*TASK DETAILS*.
Write out each record exactly and skip every image.
(RECORD EXCERPTS begins)
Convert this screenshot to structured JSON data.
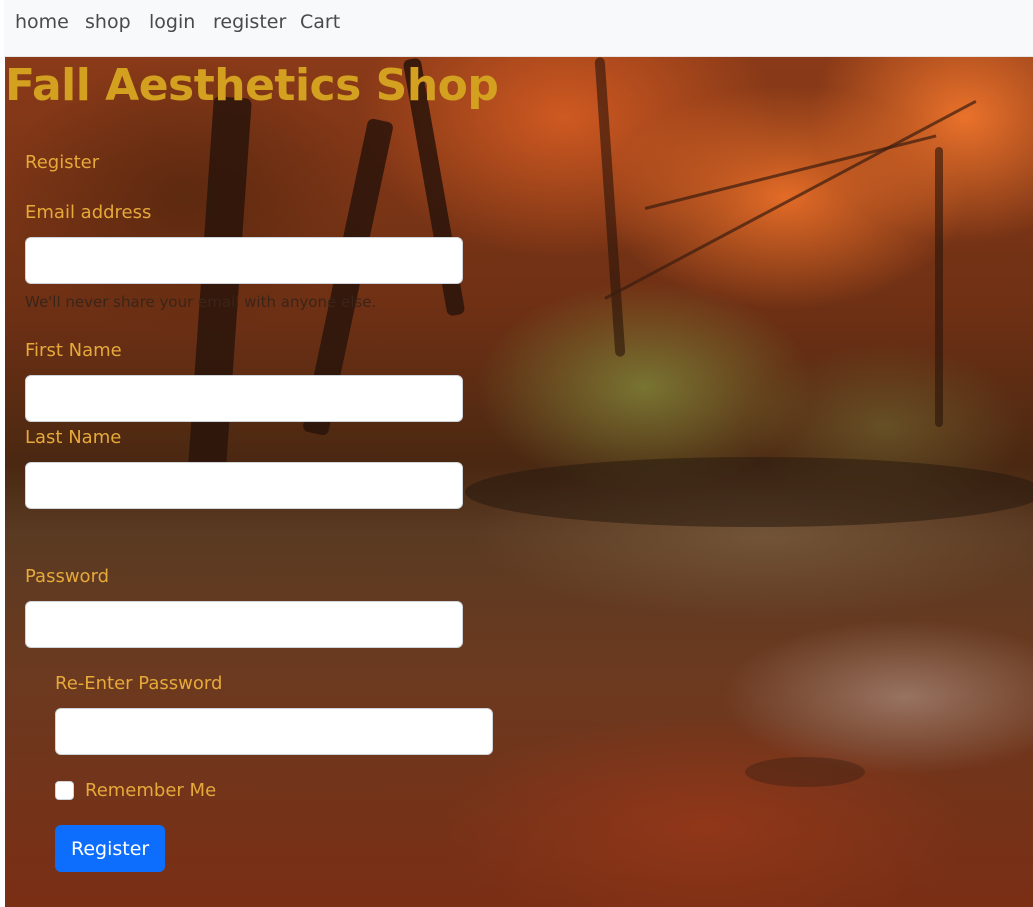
{
  "nav": {
    "items": [
      {
        "label": "home"
      },
      {
        "label": "shop"
      },
      {
        "label": "login"
      },
      {
        "label": "register"
      },
      {
        "label": "Cart"
      }
    ]
  },
  "header": {
    "title": "Fall Aesthetics Shop"
  },
  "form": {
    "heading": "Register",
    "email_label": "Email address",
    "email_value": "",
    "email_help": "We'll never share your email with anyone else.",
    "first_name_label": "First Name",
    "first_name_value": "",
    "last_name_label": "Last Name",
    "last_name_value": "",
    "password_label": "Password",
    "password_value": "",
    "reenter_password_label": "Re-Enter Password",
    "reenter_password_value": "",
    "remember_label": "Remember Me",
    "remember_checked": false,
    "submit_label": "Register"
  },
  "colors": {
    "title": "#d4a020",
    "label": "#e6a93a",
    "button": "#0d6efd",
    "navbar_bg": "#f8f9fa"
  }
}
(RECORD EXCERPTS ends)
*EXPECTED ANSWER*.
Convert this screenshot to structured JSON data.
{
  "nav": {
    "items": [
      {
        "label": "home"
      },
      {
        "label": "shop"
      },
      {
        "label": "login"
      },
      {
        "label": "register"
      },
      {
        "label": "Cart"
      }
    ]
  },
  "header": {
    "title": "Fall Aesthetics Shop"
  },
  "form": {
    "heading": "Register",
    "email_label": "Email address",
    "email_value": "",
    "email_help": "We'll never share your email with anyone else.",
    "first_name_label": "First Name",
    "first_name_value": "",
    "last_name_label": "Last Name",
    "last_name_value": "",
    "password_label": "Password",
    "password_value": "",
    "reenter_password_label": "Re-Enter Password",
    "reenter_password_value": "",
    "remember_label": "Remember Me",
    "remember_checked": false,
    "submit_label": "Register"
  },
  "colors": {
    "title": "#d4a020",
    "label": "#e6a93a",
    "button": "#0d6efd",
    "navbar_bg": "#f8f9fa"
  }
}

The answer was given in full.